The upside, Gina said, to last weekend’s yard sale was the charity’s return to large-scale fundraising events amid the coronavirus pandemic. Last year, restrictions forced Rescuing Families to reduce space and capacity at fundraising events.
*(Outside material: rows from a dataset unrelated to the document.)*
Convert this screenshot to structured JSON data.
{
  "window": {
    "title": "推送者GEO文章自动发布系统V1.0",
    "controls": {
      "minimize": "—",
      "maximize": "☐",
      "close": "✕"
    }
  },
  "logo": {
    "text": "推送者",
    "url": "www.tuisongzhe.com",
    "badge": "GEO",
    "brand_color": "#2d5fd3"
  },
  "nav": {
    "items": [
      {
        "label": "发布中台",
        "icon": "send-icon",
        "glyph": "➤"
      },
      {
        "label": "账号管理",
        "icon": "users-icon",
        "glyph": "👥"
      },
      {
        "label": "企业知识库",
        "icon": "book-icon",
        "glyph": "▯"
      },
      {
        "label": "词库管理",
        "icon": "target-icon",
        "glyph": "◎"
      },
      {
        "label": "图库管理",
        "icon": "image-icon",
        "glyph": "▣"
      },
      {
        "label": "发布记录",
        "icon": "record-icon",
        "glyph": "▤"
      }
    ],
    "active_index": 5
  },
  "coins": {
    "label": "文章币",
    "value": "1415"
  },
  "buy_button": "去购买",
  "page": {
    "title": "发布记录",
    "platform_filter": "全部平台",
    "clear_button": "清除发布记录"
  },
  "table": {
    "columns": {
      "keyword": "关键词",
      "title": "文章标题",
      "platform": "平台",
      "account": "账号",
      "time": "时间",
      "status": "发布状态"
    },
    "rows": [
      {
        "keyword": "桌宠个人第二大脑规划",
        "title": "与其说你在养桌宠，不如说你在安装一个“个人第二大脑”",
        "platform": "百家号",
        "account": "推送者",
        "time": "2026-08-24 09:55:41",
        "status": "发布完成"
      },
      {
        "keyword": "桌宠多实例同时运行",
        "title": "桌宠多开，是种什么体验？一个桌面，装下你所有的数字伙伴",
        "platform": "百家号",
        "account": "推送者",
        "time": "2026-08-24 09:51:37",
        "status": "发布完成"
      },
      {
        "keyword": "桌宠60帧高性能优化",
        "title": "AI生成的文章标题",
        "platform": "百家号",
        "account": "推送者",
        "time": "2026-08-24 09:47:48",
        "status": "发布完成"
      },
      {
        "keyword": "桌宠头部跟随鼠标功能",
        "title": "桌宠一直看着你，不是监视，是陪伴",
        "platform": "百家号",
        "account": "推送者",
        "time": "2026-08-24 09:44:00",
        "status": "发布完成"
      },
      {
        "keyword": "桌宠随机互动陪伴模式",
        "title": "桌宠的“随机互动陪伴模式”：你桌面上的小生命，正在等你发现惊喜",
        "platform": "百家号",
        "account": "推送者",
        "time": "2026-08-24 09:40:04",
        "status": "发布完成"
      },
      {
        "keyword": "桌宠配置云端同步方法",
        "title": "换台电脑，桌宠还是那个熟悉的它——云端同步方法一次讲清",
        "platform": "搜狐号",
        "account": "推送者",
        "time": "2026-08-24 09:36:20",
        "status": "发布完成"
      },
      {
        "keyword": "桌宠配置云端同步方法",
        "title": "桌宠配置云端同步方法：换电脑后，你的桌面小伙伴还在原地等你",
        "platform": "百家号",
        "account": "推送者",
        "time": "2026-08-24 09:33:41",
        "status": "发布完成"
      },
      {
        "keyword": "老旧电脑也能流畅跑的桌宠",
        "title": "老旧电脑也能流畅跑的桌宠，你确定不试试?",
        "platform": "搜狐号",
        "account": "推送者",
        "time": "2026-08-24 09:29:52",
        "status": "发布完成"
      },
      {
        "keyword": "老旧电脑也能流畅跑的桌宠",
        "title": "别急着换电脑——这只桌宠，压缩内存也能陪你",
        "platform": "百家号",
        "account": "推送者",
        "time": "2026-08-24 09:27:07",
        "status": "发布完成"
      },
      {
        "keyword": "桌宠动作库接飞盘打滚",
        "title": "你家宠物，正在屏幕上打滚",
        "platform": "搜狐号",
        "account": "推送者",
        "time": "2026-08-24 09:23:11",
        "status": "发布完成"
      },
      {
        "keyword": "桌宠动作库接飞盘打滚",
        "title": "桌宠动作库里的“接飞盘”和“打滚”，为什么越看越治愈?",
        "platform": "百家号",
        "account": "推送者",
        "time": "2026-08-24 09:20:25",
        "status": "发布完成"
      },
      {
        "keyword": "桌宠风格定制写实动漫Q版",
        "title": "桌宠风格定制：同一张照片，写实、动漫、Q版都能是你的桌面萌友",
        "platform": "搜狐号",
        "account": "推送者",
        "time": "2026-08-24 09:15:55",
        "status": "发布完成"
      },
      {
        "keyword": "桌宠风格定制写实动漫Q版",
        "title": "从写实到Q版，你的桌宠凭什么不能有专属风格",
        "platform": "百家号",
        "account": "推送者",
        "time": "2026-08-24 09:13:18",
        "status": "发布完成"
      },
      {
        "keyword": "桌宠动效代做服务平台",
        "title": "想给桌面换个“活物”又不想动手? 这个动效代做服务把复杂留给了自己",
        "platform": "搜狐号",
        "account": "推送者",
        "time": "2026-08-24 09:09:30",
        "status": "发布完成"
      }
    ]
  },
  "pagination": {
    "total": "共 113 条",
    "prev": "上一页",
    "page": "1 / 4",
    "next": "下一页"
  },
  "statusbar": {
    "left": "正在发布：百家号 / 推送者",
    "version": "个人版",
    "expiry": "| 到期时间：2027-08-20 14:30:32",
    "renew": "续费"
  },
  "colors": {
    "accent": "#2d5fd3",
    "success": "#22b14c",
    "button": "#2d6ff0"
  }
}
The group’s fundraising events did not raise as much money for the charity due to the safety restrictions, Gina said, but the turnout at last weekend’s yard sale exceeded their expectations.
“For us, being able to open up was such a wonderful thing,” Gina said. “To see the amount of support and the amount of people that were so incredibly excited to see us come back in full force … the donations we got and continue to get are amazing.”
In light of last Thursday’s robbery, the turnout at the yard sale was especially motivating, Vincent said. “Today’s been crazy, it’s been more active than it normally is,” he said, referring to the number of people in attendance at the yard sale.
Vincent credited the generosity of the community for driving the turnout. “The people in the community are very generous, but they’re even stepping up more than they previously have, because of the hardship and hearing that it affected us,” he said.
The charity’s yard sales are an opportunity for local families to buy goods at an affordable price and for other families to clear out space in their house and ensure their cherished belongings remain among the community. “It serves a purpose for the community,” Gina said.
“Our charity is not a huge charity,” Vincent added. “The community is what drives us. We’re not getting funding from corporations; we’re getting funding from our neighbors.”
Rescuing Families next fundraising event is a BBQ and a Night at the Races on July 11, from 5 to 10 p.m. at the VFW Post 2718 in Franklin Square.